===== Data =====

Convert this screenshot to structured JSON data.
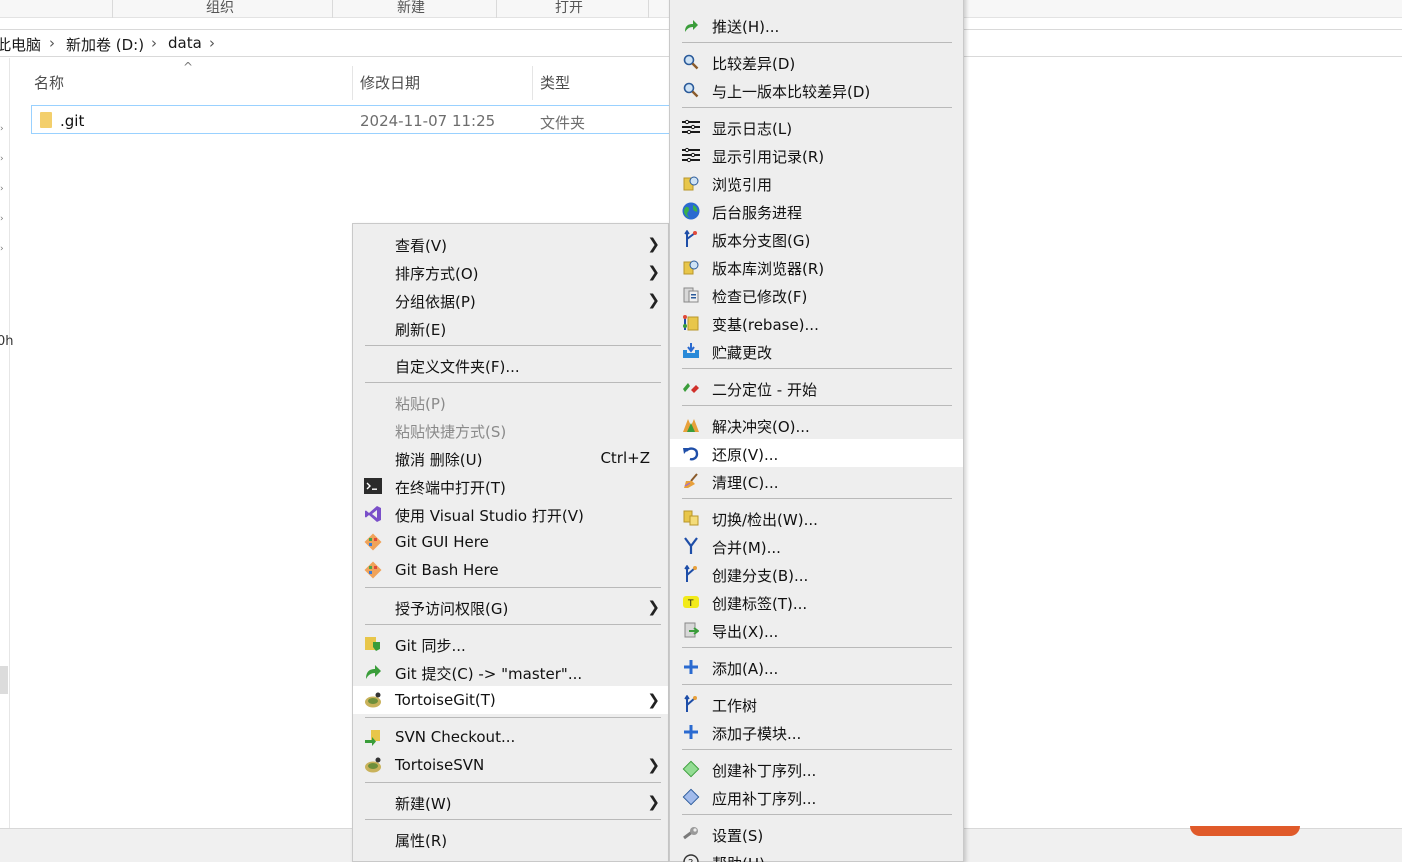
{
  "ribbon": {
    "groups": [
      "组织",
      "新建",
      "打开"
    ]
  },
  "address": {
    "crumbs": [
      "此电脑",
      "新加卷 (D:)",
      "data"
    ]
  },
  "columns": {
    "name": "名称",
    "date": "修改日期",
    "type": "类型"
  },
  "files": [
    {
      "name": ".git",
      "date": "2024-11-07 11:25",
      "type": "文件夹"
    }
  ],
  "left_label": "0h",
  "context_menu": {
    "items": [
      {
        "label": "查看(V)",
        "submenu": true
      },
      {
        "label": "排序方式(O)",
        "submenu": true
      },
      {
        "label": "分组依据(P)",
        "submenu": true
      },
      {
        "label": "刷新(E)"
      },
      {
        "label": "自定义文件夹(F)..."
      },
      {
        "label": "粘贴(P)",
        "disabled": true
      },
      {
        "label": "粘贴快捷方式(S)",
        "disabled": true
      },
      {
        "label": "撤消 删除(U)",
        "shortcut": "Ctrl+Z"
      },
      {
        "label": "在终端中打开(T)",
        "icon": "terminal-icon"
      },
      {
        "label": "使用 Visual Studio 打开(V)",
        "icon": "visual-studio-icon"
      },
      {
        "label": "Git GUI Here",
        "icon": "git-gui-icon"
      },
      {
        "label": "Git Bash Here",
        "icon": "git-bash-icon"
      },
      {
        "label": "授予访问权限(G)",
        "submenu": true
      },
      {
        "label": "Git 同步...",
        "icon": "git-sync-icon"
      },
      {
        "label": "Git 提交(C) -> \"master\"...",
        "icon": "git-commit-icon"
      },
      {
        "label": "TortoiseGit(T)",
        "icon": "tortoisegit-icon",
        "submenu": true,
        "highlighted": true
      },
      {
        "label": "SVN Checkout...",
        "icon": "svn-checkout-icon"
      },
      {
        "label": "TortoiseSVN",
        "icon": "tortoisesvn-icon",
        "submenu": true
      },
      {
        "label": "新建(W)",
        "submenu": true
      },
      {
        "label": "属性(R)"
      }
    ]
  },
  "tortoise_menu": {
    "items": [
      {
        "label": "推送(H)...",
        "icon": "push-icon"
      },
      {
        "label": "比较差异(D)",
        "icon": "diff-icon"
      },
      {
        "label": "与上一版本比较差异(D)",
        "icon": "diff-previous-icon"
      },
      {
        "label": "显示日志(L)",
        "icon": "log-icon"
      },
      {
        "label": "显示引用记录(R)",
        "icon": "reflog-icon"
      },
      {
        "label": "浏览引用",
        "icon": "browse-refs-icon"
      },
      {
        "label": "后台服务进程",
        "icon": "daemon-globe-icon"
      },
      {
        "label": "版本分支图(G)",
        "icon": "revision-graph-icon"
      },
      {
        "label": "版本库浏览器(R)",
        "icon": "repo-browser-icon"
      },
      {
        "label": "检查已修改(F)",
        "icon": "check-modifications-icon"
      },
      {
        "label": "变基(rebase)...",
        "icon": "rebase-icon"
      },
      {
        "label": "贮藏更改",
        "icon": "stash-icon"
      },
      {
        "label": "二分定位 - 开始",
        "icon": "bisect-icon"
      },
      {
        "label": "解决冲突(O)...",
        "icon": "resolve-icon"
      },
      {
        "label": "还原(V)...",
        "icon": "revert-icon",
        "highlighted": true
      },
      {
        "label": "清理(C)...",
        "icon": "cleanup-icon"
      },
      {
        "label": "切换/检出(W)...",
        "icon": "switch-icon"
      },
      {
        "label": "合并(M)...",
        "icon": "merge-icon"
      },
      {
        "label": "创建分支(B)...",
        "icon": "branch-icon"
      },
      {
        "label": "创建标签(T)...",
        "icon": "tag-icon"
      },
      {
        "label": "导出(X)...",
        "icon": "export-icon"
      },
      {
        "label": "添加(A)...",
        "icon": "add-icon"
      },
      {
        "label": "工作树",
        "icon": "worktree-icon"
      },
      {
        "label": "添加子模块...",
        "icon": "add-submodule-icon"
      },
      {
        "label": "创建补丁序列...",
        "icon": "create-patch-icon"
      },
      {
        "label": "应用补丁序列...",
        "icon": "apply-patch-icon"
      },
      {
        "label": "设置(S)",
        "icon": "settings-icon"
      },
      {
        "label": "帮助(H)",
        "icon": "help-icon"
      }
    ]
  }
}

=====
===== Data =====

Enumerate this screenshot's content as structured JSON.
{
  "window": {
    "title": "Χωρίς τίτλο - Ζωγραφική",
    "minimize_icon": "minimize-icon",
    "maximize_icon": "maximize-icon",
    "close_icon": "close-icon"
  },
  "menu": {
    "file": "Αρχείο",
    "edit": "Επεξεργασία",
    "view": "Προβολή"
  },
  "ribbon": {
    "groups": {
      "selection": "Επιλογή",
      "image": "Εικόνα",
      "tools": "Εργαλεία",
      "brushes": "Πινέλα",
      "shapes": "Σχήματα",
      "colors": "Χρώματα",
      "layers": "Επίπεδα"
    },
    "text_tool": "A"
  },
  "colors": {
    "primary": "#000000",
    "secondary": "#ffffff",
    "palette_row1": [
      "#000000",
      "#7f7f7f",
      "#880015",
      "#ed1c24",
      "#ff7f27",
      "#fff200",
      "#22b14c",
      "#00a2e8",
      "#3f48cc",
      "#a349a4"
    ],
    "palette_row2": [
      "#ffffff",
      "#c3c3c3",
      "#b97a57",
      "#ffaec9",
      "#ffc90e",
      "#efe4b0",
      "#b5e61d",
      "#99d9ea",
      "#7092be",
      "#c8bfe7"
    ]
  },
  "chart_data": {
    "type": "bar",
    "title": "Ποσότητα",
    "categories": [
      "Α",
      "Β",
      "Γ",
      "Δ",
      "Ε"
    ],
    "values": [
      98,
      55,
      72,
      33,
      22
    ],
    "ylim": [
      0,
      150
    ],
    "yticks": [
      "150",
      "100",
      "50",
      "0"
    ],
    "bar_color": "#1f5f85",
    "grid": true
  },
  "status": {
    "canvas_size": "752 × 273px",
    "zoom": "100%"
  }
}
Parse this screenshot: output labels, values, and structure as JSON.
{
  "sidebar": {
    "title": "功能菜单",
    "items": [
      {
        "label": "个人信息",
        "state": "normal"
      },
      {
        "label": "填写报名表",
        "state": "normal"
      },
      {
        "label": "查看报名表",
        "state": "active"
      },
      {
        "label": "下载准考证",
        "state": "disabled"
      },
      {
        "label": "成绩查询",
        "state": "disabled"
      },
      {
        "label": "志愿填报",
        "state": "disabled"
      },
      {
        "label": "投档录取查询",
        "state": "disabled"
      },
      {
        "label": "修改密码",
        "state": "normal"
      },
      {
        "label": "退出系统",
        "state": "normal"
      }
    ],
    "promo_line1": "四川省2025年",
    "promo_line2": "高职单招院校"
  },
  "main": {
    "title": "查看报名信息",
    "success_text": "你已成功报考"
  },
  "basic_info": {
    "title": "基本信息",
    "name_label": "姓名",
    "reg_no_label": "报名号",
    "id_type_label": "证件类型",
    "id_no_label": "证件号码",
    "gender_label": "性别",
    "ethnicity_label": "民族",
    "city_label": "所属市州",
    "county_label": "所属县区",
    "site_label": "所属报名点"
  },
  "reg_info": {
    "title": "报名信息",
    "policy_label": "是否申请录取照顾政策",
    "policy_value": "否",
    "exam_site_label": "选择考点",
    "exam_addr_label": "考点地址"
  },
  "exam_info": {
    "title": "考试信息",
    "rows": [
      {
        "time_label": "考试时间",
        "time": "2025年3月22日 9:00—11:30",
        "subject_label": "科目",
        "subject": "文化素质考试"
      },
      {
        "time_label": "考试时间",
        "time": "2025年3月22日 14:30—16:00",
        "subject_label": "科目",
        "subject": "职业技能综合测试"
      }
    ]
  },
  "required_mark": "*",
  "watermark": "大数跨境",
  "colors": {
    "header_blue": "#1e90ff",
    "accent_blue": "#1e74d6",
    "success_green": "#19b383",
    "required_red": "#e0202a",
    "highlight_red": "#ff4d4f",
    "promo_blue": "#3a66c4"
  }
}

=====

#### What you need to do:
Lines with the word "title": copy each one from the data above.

#### Task answer:
    "title": "Χωρίς τίτλο - Ζωγραφική",
    "title": "Ποσότητα",
    "title": "功能菜单",
    "title": "查看报名信息",
    "title": "基本信息",
    "title": "报名信息",
    "title": "考试信息",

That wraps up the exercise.